[Stored data entries]

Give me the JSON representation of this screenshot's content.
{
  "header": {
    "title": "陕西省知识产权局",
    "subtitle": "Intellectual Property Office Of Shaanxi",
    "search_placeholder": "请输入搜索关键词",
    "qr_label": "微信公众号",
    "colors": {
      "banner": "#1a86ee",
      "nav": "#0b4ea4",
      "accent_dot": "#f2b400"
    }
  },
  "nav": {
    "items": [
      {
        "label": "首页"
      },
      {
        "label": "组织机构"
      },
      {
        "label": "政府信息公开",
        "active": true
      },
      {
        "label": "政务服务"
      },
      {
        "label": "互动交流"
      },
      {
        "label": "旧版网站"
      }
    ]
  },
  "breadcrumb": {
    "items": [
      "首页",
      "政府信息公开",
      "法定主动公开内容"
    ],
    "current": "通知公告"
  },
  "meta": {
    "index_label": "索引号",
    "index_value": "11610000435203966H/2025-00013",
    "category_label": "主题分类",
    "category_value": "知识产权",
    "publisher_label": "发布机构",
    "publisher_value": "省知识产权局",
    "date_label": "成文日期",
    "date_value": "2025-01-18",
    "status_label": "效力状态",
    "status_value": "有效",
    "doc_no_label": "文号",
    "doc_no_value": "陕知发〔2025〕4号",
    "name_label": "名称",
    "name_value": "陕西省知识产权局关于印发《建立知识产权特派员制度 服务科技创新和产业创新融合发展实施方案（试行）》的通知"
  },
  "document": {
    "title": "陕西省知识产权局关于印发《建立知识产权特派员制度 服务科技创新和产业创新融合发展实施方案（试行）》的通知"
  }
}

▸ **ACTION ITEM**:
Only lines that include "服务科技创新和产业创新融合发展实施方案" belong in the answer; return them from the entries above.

▸ **RESPONSE TO THE TASK**:
    "name_value": "陕西省知识产权局关于印发《建立知识产权特派员制度 服务科技创新和产业创新融合发展实施方案（试行）》的通知"
    "title": "陕西省知识产权局关于印发《建立知识产权特派员制度 服务科技创新和产业创新融合发展实施方案（试行）》的通知"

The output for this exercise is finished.